Administration Seeks To Stop Medicaid Providers, Recipients From Suing States
The New York Times: Administration Opposes Challenges To Medicaid Cuts
Medicaid recipients and health care providers cannot sue state officials to challenge cuts in Medicaid payments, even if such cuts compromise access to health care for poor people, the Obama administration has told the Supreme Court. ... Federal law says Medicaid rates must be "sufficient to enlist enough providers" so that Medicaid recipients have access to care to the same extent as the general population in an area. In a friend-of-the court brief filed Thursday in the Supreme Court, the Justice Department said that no federal law allowed private individuals to sue states to enforce this standard (Pear, 5/28).
Meanwhile, states are moving to managed care to help meet their tight budgets.
Stateline: Managed Care Explained: Why A Medicaid Innovation Is Spreading
One of the most controversial state health initiatives this year is a plan in Florida to cut Medicaid costs by dramatically expanding the use of managed care. ... At least a dozen other states are considering expanding managed care programs this year. That growth comes atop expansions in 20 states last year and 13 states the year before. Although most health care experts say managed care can improve care while lowering Medicaid costs, consumer advocates say states should proceed with caution (Vestal, 5/31).
Earlier, related KHN story: Insurers Clash With Health Providers As States Expand Medicaid Managed Care (Galewitz, 4/26)
The New York Times: Under An Arizona Plan, Smokers And The Obese Would Pay Medicaid Fee

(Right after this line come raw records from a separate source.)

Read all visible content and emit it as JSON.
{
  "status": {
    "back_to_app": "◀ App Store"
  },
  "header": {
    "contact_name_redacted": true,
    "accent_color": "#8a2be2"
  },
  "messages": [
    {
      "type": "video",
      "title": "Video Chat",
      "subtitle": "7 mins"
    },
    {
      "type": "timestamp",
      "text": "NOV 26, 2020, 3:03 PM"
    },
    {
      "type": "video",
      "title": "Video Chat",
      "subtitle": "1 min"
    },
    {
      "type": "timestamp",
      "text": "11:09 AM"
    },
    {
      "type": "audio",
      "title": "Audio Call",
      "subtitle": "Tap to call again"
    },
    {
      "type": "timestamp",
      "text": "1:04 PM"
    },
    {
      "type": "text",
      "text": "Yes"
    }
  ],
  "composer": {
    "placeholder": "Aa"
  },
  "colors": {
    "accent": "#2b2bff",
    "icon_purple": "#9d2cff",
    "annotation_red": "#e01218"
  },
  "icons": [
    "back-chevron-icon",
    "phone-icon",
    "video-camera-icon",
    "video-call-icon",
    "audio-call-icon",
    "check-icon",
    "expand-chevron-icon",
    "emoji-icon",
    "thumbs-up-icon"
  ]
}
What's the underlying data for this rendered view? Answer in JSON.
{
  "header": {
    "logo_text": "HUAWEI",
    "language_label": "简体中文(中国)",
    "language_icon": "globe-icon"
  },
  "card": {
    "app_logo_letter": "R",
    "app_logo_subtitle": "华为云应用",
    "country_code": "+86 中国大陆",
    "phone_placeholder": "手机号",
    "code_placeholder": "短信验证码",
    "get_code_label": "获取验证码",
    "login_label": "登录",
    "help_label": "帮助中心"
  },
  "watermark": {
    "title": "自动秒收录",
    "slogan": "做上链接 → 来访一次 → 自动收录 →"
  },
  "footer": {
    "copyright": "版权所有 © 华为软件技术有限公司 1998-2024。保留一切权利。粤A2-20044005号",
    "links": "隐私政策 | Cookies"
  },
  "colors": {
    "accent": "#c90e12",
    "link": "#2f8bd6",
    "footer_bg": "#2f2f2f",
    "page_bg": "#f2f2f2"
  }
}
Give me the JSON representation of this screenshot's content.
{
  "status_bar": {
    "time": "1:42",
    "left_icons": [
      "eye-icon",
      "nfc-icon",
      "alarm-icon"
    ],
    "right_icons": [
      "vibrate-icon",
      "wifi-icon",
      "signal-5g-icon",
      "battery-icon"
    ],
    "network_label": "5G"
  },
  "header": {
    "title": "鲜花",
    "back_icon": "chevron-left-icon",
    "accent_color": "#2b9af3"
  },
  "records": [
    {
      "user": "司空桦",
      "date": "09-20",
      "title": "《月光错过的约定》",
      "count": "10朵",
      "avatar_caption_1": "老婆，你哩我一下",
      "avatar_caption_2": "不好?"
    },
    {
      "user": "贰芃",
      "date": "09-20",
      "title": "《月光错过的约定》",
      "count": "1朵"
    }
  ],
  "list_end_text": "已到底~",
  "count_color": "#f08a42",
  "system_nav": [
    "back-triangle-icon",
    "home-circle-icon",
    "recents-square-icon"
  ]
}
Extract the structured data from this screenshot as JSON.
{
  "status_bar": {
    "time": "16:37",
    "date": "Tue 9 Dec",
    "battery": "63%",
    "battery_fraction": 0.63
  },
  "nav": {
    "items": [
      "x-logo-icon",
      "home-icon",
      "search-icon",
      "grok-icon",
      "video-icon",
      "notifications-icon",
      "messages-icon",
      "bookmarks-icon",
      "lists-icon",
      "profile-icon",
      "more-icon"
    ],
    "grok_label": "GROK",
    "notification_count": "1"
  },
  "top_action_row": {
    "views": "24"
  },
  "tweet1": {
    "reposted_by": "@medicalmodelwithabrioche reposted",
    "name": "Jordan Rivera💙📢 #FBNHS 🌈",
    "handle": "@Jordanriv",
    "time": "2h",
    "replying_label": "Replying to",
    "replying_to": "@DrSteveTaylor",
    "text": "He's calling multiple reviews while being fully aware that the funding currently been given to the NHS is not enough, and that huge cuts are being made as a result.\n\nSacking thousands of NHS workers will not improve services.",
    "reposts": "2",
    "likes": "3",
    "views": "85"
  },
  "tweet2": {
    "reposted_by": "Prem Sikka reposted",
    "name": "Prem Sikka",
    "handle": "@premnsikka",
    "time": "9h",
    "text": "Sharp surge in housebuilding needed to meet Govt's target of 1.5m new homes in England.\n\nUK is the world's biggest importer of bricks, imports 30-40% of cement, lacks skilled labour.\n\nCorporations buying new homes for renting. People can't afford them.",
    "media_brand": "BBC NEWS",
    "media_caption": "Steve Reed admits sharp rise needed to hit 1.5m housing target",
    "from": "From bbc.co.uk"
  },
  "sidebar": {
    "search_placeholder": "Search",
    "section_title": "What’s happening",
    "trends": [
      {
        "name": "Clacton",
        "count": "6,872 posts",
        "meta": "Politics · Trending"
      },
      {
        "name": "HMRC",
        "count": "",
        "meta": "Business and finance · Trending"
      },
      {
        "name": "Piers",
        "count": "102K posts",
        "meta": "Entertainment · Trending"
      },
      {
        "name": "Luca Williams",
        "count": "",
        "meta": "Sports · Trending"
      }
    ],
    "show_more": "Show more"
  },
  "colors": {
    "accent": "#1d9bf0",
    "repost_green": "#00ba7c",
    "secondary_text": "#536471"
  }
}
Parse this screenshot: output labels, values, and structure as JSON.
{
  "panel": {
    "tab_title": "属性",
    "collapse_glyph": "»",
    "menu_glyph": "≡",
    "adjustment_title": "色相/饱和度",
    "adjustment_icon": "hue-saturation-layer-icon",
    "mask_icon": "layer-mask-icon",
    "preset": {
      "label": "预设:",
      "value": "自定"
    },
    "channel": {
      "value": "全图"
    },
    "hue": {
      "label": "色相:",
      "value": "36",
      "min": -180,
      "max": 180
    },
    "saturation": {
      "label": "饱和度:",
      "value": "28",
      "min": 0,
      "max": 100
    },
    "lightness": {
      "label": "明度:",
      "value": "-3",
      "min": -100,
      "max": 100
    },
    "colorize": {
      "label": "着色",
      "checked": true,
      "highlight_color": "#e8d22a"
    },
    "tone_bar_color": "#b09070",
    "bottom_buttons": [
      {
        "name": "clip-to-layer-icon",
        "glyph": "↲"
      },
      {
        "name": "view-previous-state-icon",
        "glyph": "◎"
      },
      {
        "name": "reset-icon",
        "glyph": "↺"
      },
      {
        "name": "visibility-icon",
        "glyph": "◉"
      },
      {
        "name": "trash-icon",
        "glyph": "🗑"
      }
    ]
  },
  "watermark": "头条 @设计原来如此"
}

Arizona, like many other states, says it is no longer able to finance its Medicaid program adequately. As part of a plan to cut costs, the state has proposed imposing a $50 fee on childless adults on Medicaid who are either obese or who smoke. In Arizona, almost half of all Medicaid recipients smoke; while the number of obese people is unclear, about one in four Arizonans is overweight, according to the Centers for Disease Control and Prevention. The state's plan must ultimately be approved by the federal government. Monica Coury, spokeswoman for Arizona's Medicaid program, discusses (Williams, 5/31).